The Heroin Detox Timeline Phase 1: Days 1-3

Withdrawal symptoms will begin within the first 24 hours of the person’s last dose, and will be uncomfortable, at minimum. In some cases, it can be extremely painful. Relapse is most likely during this period, as the symptoms may be too much for a person to deal with, leading them to take more heroin. Symptoms of the first phase of withdrawal may include:

  • Headaches
  • Irritation
  • Muscle aches
  • Sweating
  • Nausea
  • Diarrhea
  • Insomnia
  • Anxiety
  • Loss of appetite
  • Panic attacks
  • Aggression

Because the first few days are so intense, this is perhaps the most important period of the heroin detox timeline.

The Heroin Detox Timeline Phase 2: Days 3-5

Past day 3, the most intense symptoms should begin to subside, and the person will likely experience some further muscle aches, stomach cramps, shivering, and general fatigue. Eating a healthy diet and drinking lots of fluids during this time is crucial to help boost the immune system.

The Heroin Detox Timeline Phase 3: Days 5-7

During this period, symptoms should further lessen and subside completely after a week. However, for some, symptoms may still decrease. Reaching the one-week mark does not indicate a cure or the end of recovery.

Most people should continue therapy for months, years, or even lifelong after completing heroin addiction treatment. This helps prevent relapse and manage any persistent symptoms. Heroin’s impact on the brain can result in lingering withdrawal symptoms known as post-acute withdrawal symptoms (PAWS).

Detoxing From Heroin At a Reputable Rehab Center

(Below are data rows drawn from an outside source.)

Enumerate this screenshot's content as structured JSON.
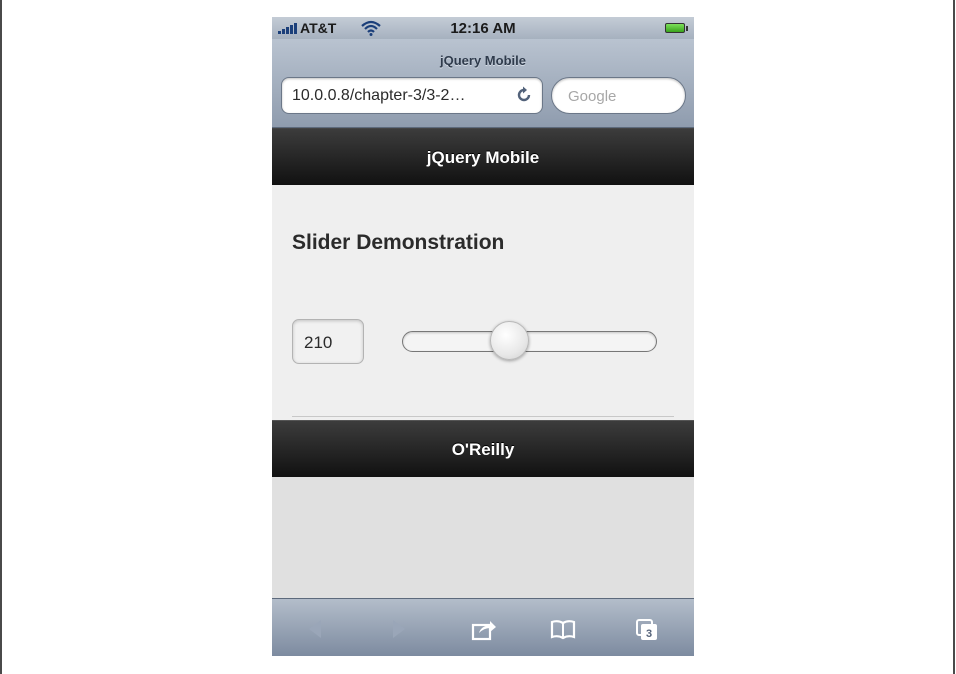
{
  "status_bar": {
    "carrier": "AT&T",
    "time": "12:16 AM",
    "icons": [
      "signal-bars-icon",
      "wifi-icon",
      "battery-icon"
    ]
  },
  "browser": {
    "page_title": "jQuery Mobile",
    "url": "10.0.0.8/chapter-3/3-2…",
    "search_placeholder": "Google",
    "tabs_count": "3",
    "toolbar_icons": [
      "back-icon",
      "forward-icon",
      "share-icon",
      "bookmarks-icon",
      "tabs-icon"
    ]
  },
  "page": {
    "header_title": "jQuery Mobile",
    "heading": "Slider Demonstration",
    "slider": {
      "value": "210",
      "fraction": 0.42
    },
    "footer_title": "O'Reilly"
  },
  "colors": {
    "bar_dark": "#1e1e1e",
    "content_bg": "#efefef",
    "chrome_blue": "#8f9cae"
  }
}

As we’ve mentioned, detoxing from heroin is safest in a professional rehab center. This is the best option for a heroin addict’s physical and mental health, allowing them to recover from their addiction in a controlled environment. Medical professionals at rehab facilities are trained to treat intense withdrawal symptoms to make the process as comfortable as possible. They will also help the person taper off of the drug rather than quitting cold turkey. This will involve taking some medication, typically another opioid, and safely reducing the dosage until it is safe to stop completely.

In this way, the user can avoid the most severe symptoms of withdrawal and will have less risk of relapse. After the initial treatment is complete, patients can transition to outpatient treatment, therapy, meetings, and other options, but it will be a lifelong process. A healthy diet should also be continued.

Get the Help You Need Today From Apex Recovery 

A heroin addiction is among one of the most difficult to detox from because of its intense long-term effects on the brain and difficult withdrawal symptoms. If you or someone you know needs help to quit a heroin addiction, Apex Recovery can help you start the road toward healing. Contact us today at (877) 881-2689 to start your recovery.

Call Our Toll-Free Hotline 24/7 at 877.881.2689